Research topics range from whether a person with COVID-19 might be affected by exercise in hot climates to a grant funded by NASA.
HIGH POINT, North Carolina, July 15, 2021 – The High Point University campus is bustling with creativity this summer as faculty and students collaborate in three unique summer research programs.
Students from all university schools participate in three programs that students applied to during the spring semester. The programs are SuRPS (Summer Research Programs in the Sciences), SuRI (Summer Research Institute) and SuRF (Summer Research Fellowship).
âThere are tons of opportunities to do research at High Point University,â says Maggie Mauer, a biology major from Rome, Georgia. âIt helped me build relationships and gain research experience. The skills I learned here in the lab will be carried through to college and beyond.
âDoing college research at HPU influences what I would like to do in the future,â says Andrew Lawrence, a junior specializing in chemistry. âBeing in research has definitely opened my eyes to the field of research and what kind of chemistry I would like to be in after graduation.
Summer Science Research Programs (SuRPS)
This is the first year that the summer research has taken place inside the Wanek School of Natural Sciences, which opened in the fall of 2019. The research program was halted in the summer of 2020 due to the pandemic. Dr. Brian Augustine, chair of the chemistry department and director of SuRPS, says faculty and students are thrilled to use the impressive equipment, lab space and state-of-the-art classrooms.
Their projects include studying star systems in a NASA-funded project, to test different combinations of drugs on the growth of bacteria and to replicate different tiny films of certain polymers.
âFilms have potential applications in technologies that require large area materials, such as battery technology, catalytic materials, and surfaces designed for cell growth,â says Augustine. âOne of my students models materials at the nanoscale. It helps me understand some cutting edge projects that we will be using in our nanoscience class lab, such as the controlled structuring of nanoscale structures.
Summer research grant (SuRF)
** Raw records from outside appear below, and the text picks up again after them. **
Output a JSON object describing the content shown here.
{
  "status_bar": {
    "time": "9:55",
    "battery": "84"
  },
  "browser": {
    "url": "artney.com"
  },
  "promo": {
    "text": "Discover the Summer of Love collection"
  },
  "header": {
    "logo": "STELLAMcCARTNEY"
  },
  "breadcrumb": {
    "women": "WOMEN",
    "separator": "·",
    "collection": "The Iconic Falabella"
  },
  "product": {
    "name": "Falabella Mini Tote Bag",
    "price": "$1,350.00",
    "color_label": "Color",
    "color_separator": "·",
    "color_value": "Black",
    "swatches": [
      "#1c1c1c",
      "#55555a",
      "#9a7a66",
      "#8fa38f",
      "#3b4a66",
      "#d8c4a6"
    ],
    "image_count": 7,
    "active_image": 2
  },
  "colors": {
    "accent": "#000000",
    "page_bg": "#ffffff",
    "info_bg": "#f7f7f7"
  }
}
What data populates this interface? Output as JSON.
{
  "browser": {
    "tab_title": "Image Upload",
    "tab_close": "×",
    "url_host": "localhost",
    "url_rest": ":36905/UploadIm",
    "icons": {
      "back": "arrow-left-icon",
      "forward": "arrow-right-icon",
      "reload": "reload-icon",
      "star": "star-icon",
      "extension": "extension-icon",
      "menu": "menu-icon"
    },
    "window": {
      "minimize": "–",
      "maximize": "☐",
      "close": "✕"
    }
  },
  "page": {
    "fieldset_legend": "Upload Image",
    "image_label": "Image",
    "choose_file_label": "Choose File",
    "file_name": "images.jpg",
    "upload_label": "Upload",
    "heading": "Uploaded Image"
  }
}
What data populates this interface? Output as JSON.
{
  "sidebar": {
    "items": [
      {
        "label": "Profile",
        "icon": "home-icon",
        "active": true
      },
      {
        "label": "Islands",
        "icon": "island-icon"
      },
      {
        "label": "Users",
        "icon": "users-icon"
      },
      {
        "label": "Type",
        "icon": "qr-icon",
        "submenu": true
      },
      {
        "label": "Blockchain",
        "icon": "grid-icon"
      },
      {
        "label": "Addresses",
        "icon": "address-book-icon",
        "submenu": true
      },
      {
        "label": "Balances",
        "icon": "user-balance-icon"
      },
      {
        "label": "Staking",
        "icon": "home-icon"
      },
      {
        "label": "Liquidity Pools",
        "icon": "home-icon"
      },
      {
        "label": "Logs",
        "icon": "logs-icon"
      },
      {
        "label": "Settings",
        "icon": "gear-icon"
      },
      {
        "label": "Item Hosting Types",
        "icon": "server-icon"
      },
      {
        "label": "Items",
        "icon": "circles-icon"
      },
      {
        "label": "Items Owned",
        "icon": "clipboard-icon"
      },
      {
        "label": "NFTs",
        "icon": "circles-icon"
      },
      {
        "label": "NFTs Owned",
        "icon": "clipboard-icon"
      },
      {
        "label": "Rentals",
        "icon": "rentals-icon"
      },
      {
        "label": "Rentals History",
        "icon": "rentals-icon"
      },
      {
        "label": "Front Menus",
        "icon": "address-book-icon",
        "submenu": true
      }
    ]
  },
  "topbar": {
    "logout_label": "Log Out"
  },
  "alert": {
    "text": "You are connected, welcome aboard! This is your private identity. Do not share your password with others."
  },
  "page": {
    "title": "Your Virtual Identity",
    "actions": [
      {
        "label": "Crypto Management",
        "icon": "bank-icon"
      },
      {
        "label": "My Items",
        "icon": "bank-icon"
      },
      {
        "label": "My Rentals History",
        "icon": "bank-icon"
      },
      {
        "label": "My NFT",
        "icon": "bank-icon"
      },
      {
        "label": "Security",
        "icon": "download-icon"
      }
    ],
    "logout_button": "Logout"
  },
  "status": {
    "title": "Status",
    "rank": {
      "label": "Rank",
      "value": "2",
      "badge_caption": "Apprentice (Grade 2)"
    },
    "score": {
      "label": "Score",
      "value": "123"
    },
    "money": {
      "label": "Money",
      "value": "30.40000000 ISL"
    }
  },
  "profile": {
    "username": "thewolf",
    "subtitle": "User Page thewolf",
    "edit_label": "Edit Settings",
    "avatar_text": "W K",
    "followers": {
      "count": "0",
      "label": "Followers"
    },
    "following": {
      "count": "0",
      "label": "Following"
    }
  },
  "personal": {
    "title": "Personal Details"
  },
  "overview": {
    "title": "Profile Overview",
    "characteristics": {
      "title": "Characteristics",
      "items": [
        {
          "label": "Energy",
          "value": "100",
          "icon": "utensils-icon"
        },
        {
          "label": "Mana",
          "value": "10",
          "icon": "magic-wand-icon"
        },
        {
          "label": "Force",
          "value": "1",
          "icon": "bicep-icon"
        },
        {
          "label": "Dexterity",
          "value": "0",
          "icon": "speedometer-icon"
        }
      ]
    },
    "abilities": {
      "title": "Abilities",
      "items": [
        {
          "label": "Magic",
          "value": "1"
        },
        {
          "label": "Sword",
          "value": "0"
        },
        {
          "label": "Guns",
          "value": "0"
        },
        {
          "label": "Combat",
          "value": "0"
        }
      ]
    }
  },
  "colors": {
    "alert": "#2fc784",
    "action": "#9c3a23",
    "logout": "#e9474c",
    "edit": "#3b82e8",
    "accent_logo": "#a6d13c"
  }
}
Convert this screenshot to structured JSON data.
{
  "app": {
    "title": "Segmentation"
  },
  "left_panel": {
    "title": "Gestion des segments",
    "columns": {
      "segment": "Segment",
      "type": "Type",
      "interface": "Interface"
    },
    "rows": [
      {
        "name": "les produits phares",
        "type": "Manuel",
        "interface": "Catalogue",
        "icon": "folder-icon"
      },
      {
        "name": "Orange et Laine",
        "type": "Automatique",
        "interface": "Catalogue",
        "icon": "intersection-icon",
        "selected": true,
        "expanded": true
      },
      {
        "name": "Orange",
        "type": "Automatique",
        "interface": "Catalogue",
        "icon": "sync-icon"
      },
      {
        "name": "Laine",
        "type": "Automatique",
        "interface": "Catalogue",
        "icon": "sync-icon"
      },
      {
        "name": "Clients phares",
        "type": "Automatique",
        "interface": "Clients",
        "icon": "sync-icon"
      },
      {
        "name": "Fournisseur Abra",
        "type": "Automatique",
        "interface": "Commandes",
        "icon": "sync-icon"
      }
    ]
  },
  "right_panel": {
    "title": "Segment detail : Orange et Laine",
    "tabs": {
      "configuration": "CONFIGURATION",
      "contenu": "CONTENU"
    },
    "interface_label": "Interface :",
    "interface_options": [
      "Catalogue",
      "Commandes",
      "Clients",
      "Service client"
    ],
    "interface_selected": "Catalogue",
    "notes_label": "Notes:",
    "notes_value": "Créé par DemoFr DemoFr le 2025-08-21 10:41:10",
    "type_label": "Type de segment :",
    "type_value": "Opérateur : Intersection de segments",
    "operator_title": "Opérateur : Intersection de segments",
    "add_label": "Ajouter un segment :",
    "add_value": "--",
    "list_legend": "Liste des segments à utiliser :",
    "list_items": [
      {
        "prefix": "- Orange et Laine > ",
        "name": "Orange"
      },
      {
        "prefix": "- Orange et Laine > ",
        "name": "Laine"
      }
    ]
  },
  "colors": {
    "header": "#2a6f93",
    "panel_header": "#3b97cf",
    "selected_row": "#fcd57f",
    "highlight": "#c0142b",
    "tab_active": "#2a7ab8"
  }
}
Dr Matthew Kuennen, Assistant Professor of Exercise Science, works with two SuRF students in the Human Biomechanics and Physiology Laboratory at the Congdon School of Health Sciences. Rachael Badaeu, a junior, and Rachel Kowis, a senior, use a specially designed environmental chamber to determine whether people with COVID-19 respond differently to prolonged work or exercise in hot weather. There has also been discussion about whether people with certain viral infections are at greater risk for exercise heat stroke. The blood markers and cardiovascular data that are examined in this study could answer this question.
“Focusing on a research project at HPU in the summer is a really interesting experience because it’s not like our normal lab work with classes where we do something new every week”, explains Rachel Kowis, specialist in neuroscience. and psychology. âWe are able to pursue a specific project over a long period of time, and it’s exciting to see that all come together. “
Summer Research Institute (SuRI)
Students from different scientific and non-scientific fields are participating in SuRI this summer. Research in this program includes specialization topics in biology, psychology, exercise science, history, games, education, and communication. Dr. Joanne Altman, director of the Office of Undergraduate Research and Creative Work at HPU, leads the program to collaborate with students and faculty from a variety of specialties.
Dr Aurijit Sarkar, assistant professor of basic pharmaceutical sciences, is working with three students at the Fred Wilson School of Pharmacy this summer to find ways to target bacterial pathogens to fight drug-resistant superbugs.
âI learned a lot of amazing lab techniques and expanded my knowledge through this research,â says Neuroscience student Allison Tucker. âIt’s wonderful to be invested in a lab like this because it’s also a university level lab and you run your own experiments and interpret your own data with guidance.